Output, exactly and with no pictures, the line that contains "Transcribe this image's" and every line that comes after it in the data below, the last one included.

--- DATASET RECORDS ---

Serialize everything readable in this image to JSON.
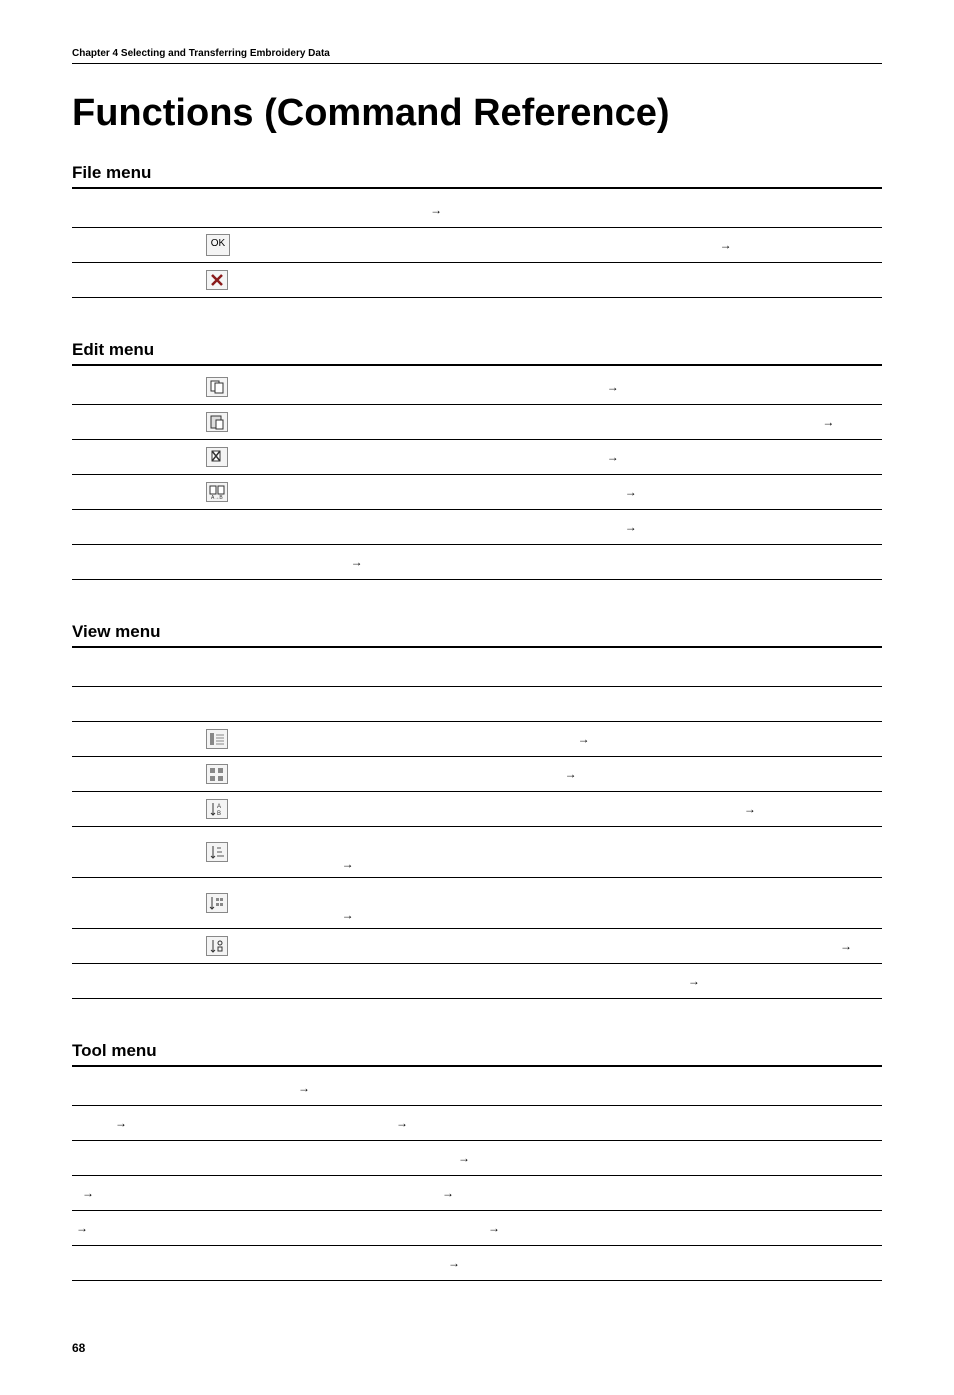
{
  "chapter": "Chapter 4  Selecting and Transferring Embroidery Data",
  "page_title": "Functions (Command Reference)",
  "page_number": "68",
  "arrow": "→",
  "menus": {
    "file": {
      "heading": "File menu",
      "rows": [
        {
          "icon": null,
          "arrows": 1
        },
        {
          "icon": "ok",
          "arrows": 1
        },
        {
          "icon": "close-x",
          "arrows": 0
        }
      ]
    },
    "edit": {
      "heading": "Edit menu",
      "rows": [
        {
          "icon": "copy",
          "arrows": 1
        },
        {
          "icon": "paste",
          "arrows": 1
        },
        {
          "icon": "delete",
          "arrows": 1
        },
        {
          "icon": "rename",
          "arrows": 1
        },
        {
          "icon": null,
          "arrows": 1
        },
        {
          "icon": null,
          "arrows": 1
        }
      ]
    },
    "view": {
      "heading": "View menu",
      "rows": [
        {
          "icon": null,
          "arrows": 0
        },
        {
          "icon": null,
          "arrows": 0
        },
        {
          "icon": "list-detail",
          "arrows": 1
        },
        {
          "icon": "thumb-grid",
          "arrows": 1
        },
        {
          "icon": "sort-name",
          "arrows": 1
        },
        {
          "icon": "sort-size-tall",
          "arrows": 1,
          "tall": true
        },
        {
          "icon": "sort-grid-tall",
          "arrows": 1,
          "tall": true
        },
        {
          "icon": "sort-type",
          "arrows": 1
        },
        {
          "icon": null,
          "arrows": 1
        }
      ]
    },
    "tool": {
      "heading": "Tool menu",
      "rows": [
        {
          "icon": null,
          "arrows": 1
        },
        {
          "icon": null,
          "arrows": 2,
          "early": true
        },
        {
          "icon": null,
          "arrows": 1
        },
        {
          "icon": null,
          "arrows": 2,
          "early2": true
        },
        {
          "icon": null,
          "arrows": 2,
          "early2": true
        },
        {
          "icon": null,
          "arrows": 1
        }
      ]
    }
  }
}
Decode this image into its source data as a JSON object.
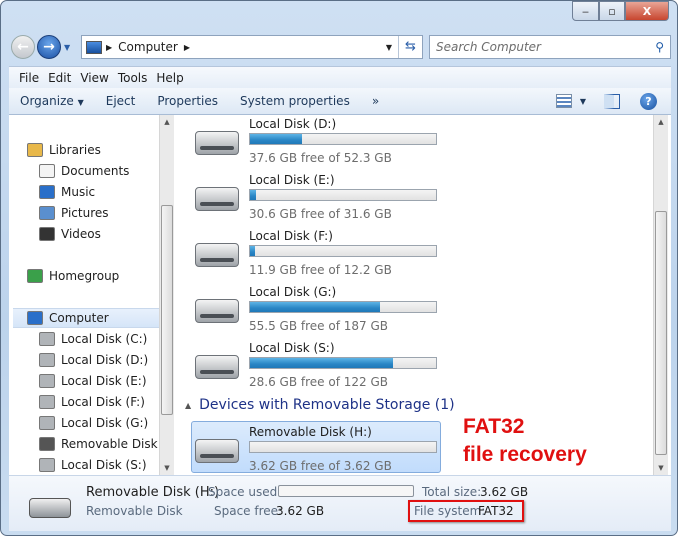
{
  "window": {
    "controls": {
      "minimize": "‒",
      "maximize": "▫",
      "close": "X"
    }
  },
  "address": {
    "path": [
      "Computer"
    ],
    "search_placeholder": "Search Computer"
  },
  "menu": [
    "File",
    "Edit",
    "View",
    "Tools",
    "Help"
  ],
  "toolbar": {
    "organize": "Organize",
    "eject": "Eject",
    "properties": "Properties",
    "system_properties": "System properties",
    "more": "»"
  },
  "sidebar": {
    "items": [
      {
        "label": "Libraries",
        "icon": "libraries-icon",
        "indent": 0
      },
      {
        "label": "Documents",
        "icon": "documents-icon",
        "indent": 1
      },
      {
        "label": "Music",
        "icon": "music-icon",
        "indent": 1
      },
      {
        "label": "Pictures",
        "icon": "pictures-icon",
        "indent": 1
      },
      {
        "label": "Videos",
        "icon": "videos-icon",
        "indent": 1
      },
      {
        "label": "Homegroup",
        "icon": "homegroup-icon",
        "indent": 0,
        "gap": true
      },
      {
        "label": "Computer",
        "icon": "computer-icon",
        "indent": 0,
        "gap": true,
        "selected": true
      },
      {
        "label": "Local Disk (C:)",
        "icon": "system-drive-icon",
        "indent": 1
      },
      {
        "label": "Local Disk (D:)",
        "icon": "drive-icon",
        "indent": 1
      },
      {
        "label": "Local Disk (E:)",
        "icon": "drive-icon",
        "indent": 1
      },
      {
        "label": "Local Disk (F:)",
        "icon": "drive-icon",
        "indent": 1
      },
      {
        "label": "Local Disk (G:)",
        "icon": "drive-icon",
        "indent": 1
      },
      {
        "label": "Removable Disk (H:)",
        "icon": "removable-drive-icon",
        "indent": 1
      },
      {
        "label": "Local Disk (S:)",
        "icon": "drive-icon",
        "indent": 1
      }
    ]
  },
  "drives": [
    {
      "name": "Local Disk (D:)",
      "free": "37.6 GB free of 52.3 GB",
      "used_fraction": 0.28
    },
    {
      "name": "Local Disk (E:)",
      "free": "30.6 GB free of 31.6 GB",
      "used_fraction": 0.03
    },
    {
      "name": "Local Disk (F:)",
      "free": "11.9 GB free of 12.2 GB",
      "used_fraction": 0.025
    },
    {
      "name": "Local Disk (G:)",
      "free": "55.5 GB free of 187 GB",
      "used_fraction": 0.7
    },
    {
      "name": "Local Disk (S:)",
      "free": "28.6 GB free of 122 GB",
      "used_fraction": 0.77
    }
  ],
  "removable_group": {
    "title": "Devices with Removable Storage (1)"
  },
  "removable": {
    "name": "Removable Disk (H:)",
    "free": "3.62 GB free of 3.62 GB",
    "used_fraction": 0.0
  },
  "annotation": {
    "line1": "FAT32",
    "line2": "file recovery",
    "color": "#e01010"
  },
  "details": {
    "name": "Removable Disk (H:)",
    "type": "Removable Disk",
    "space_used_label": "Space used:",
    "space_free_label": "Space free:",
    "space_free": "3.62 GB",
    "total_size_label": "Total size:",
    "total_size": "3.62 GB",
    "fs_label": "File system:",
    "fs": "FAT32"
  }
}
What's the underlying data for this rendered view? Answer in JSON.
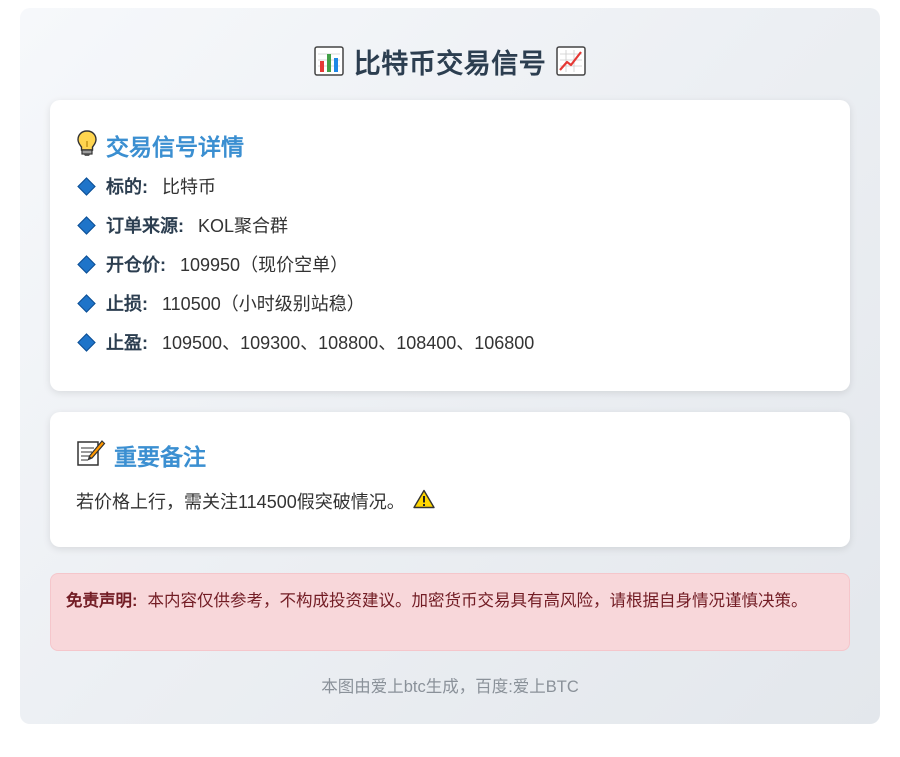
{
  "header": {
    "title": "比特币交易信号",
    "left_icon": "bar-chart-icon",
    "right_icon": "chart-increasing-icon"
  },
  "details": {
    "title": "交易信号详情",
    "icon": "light-bulb-icon",
    "items": [
      {
        "label": "标的:",
        "value": "比特币"
      },
      {
        "label": "订单来源:",
        "value": "KOL聚合群"
      },
      {
        "label": "开仓价:",
        "value": "109950（现价空单）"
      },
      {
        "label": "止损:",
        "value": "110500（小时级别站稳）"
      },
      {
        "label": "止盈:",
        "value": "109500、109300、108800、108400、106800"
      }
    ]
  },
  "notes": {
    "title": "重要备注",
    "icon": "memo-icon",
    "text": "若价格上行，需关注114500假突破情况。",
    "warning_icon": "warning-icon"
  },
  "disclaimer": {
    "label": "免责声明:",
    "text": "本内容仅供参考，不构成投资建议。加密货币交易具有高风险，请根据自身情况谨慎决策。"
  },
  "footer": {
    "text": "本图由爱上btc生成，百度:爱上BTC"
  },
  "colors": {
    "title": "#2c3e50",
    "section_title": "#3b8fd1",
    "diamond": "#1e74c9",
    "disclaimer_bg": "#f8d7da",
    "disclaimer_text": "#721c24",
    "footer": "#8a9199"
  }
}
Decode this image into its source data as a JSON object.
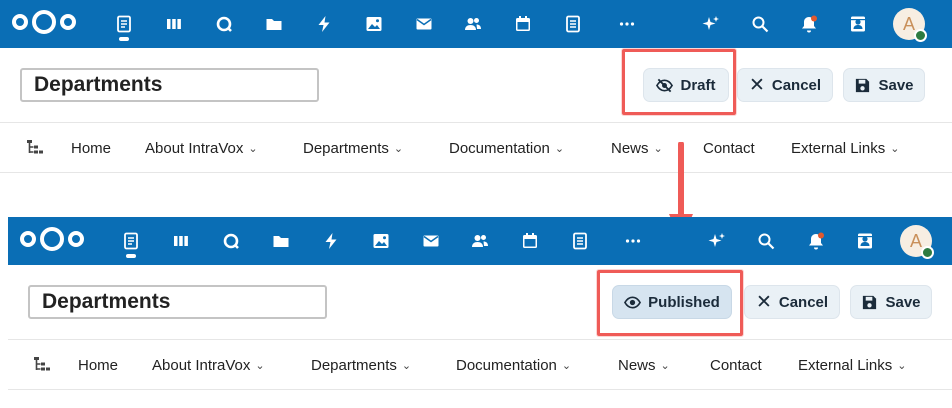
{
  "top_state": {
    "page_title": "Departments",
    "draft_label": "Draft",
    "cancel_label": "Cancel",
    "save_label": "Save"
  },
  "bottom_state": {
    "page_title": "Departments",
    "published_label": "Published",
    "cancel_label": "Cancel",
    "save_label": "Save"
  },
  "nav": {
    "home": "Home",
    "about": "About IntraVox",
    "departments": "Departments",
    "documentation": "Documentation",
    "news": "News",
    "contact": "Contact",
    "external_links": "External Links",
    "chevron": "⌄"
  },
  "user": {
    "avatar_initial": "A"
  },
  "icons": [
    "intravox-icon",
    "deck-icon",
    "talk-icon",
    "files-icon",
    "activity-icon",
    "photos-icon",
    "mail-icon",
    "contacts-icon",
    "calendar-icon",
    "notes-icon",
    "more-apps-icon",
    "assistant-icon",
    "search-icon",
    "notifications-icon",
    "contacts-menu-icon"
  ],
  "colors": {
    "header_bg": "#0a6eb5",
    "highlight_red": "#ef5b57",
    "button_bg": "#eaf1f6",
    "published_bg": "#d6e4f0",
    "status_online": "#2d7b41"
  }
}
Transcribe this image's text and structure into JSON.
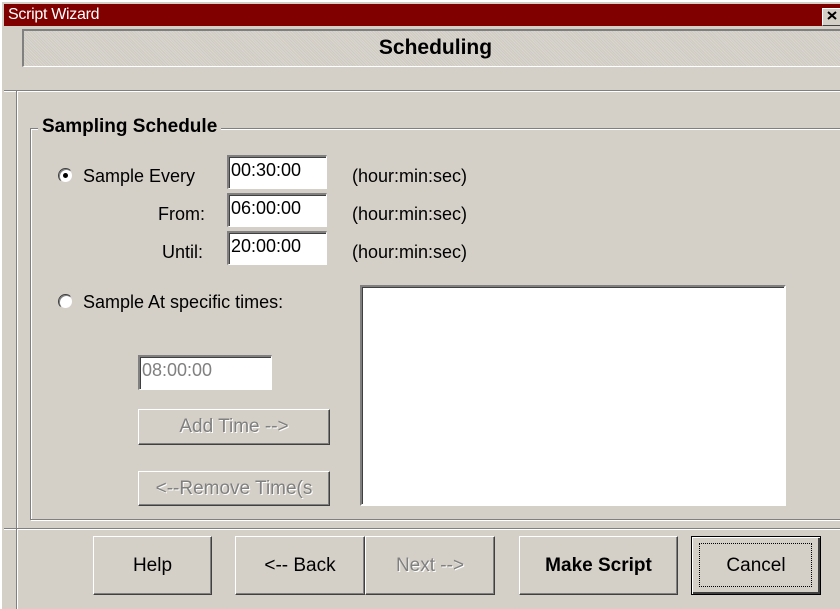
{
  "window": {
    "title": "Script Wizard",
    "close_icon": "close-icon"
  },
  "header": {
    "title": "Scheduling"
  },
  "group": {
    "label": "Sampling Schedule"
  },
  "sample_every": {
    "radio_label": "Sample Every",
    "selected": true,
    "interval_value": "00:30:00",
    "from_label": "From:",
    "from_value": "06:00:00",
    "until_label": "Until:",
    "until_value": "20:00:00",
    "format_hint": "(hour:min:sec)"
  },
  "sample_at": {
    "radio_label": "Sample At specific times:",
    "selected": false,
    "time_value": "08:00:00",
    "add_label": "Add Time -->",
    "remove_label": "<--Remove Time(s",
    "times": []
  },
  "footer": {
    "help_label": "Help",
    "back_label": "<-- Back",
    "next_label": "Next -->",
    "make_script_label": "Make Script",
    "cancel_label": "Cancel"
  },
  "colors": {
    "titlebar": "#800000",
    "face": "#d4d0c8"
  }
}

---

▶ _TASK OUTPUT_:
Transcribe this image's text and structure into JSON.
{
  "window": {
    "title": "Script Wizard",
    "close_icon": "close-icon"
  },
  "header": {
    "title": "Scheduling"
  },
  "group": {
    "label": "Sampling Schedule"
  },
  "sample_every": {
    "radio_label": "Sample Every",
    "selected": true,
    "interval_value": "00:30:00",
    "from_label": "From:",
    "from_value": "06:00:00",
    "until_label": "Until:",
    "until_value": "20:00:00",
    "format_hint": "(hour:min:sec)"
  },
  "sample_at": {
    "radio_label": "Sample At specific times:",
    "selected": false,
    "time_value": "08:00:00",
    "add_label": "Add Time -->",
    "remove_label": "<--Remove Time(s",
    "times": []
  },
  "footer": {
    "help_label": "Help",
    "back_label": "<-- Back",
    "next_label": "Next -->",
    "make_script_label": "Make Script",
    "cancel_label": "Cancel"
  },
  "colors": {
    "titlebar": "#800000",
    "face": "#d4d0c8"
  }
}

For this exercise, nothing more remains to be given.